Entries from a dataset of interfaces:
┏━━
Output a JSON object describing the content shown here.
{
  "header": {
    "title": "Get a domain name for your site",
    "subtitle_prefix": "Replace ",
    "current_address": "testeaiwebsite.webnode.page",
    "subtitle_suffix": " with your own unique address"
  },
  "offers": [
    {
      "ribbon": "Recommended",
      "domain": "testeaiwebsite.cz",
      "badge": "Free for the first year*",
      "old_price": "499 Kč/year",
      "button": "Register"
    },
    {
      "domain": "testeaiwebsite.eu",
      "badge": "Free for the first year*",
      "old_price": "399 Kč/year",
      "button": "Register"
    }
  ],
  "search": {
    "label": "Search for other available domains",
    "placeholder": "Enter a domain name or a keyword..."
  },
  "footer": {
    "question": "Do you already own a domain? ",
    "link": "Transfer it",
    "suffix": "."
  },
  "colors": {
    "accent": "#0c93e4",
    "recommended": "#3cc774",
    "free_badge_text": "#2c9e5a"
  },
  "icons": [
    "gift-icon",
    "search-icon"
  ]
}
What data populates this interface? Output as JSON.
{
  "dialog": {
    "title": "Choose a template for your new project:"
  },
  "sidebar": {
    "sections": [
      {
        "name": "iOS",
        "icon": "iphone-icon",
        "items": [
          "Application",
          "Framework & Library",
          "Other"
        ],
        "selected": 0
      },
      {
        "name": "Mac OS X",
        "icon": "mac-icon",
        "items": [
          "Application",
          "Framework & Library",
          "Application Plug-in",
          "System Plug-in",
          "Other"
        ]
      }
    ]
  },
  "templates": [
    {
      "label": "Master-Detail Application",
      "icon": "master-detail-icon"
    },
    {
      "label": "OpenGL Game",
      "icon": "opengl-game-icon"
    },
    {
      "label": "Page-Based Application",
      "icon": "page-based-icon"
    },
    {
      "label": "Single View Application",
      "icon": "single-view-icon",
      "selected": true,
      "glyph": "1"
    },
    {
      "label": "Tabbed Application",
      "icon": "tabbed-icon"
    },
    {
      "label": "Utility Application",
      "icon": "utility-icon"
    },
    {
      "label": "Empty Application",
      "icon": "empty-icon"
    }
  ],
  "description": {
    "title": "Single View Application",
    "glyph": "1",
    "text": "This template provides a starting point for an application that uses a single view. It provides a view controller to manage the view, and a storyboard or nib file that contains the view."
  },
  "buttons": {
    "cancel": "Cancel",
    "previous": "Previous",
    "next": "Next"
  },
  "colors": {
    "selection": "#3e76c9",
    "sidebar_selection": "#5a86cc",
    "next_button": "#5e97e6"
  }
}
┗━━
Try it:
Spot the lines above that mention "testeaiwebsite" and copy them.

Response below:
    "current_address": "testeaiwebsite.webnode.page",
      "domain": "testeaiwebsite.cz",
      "domain": "testeaiwebsite.eu",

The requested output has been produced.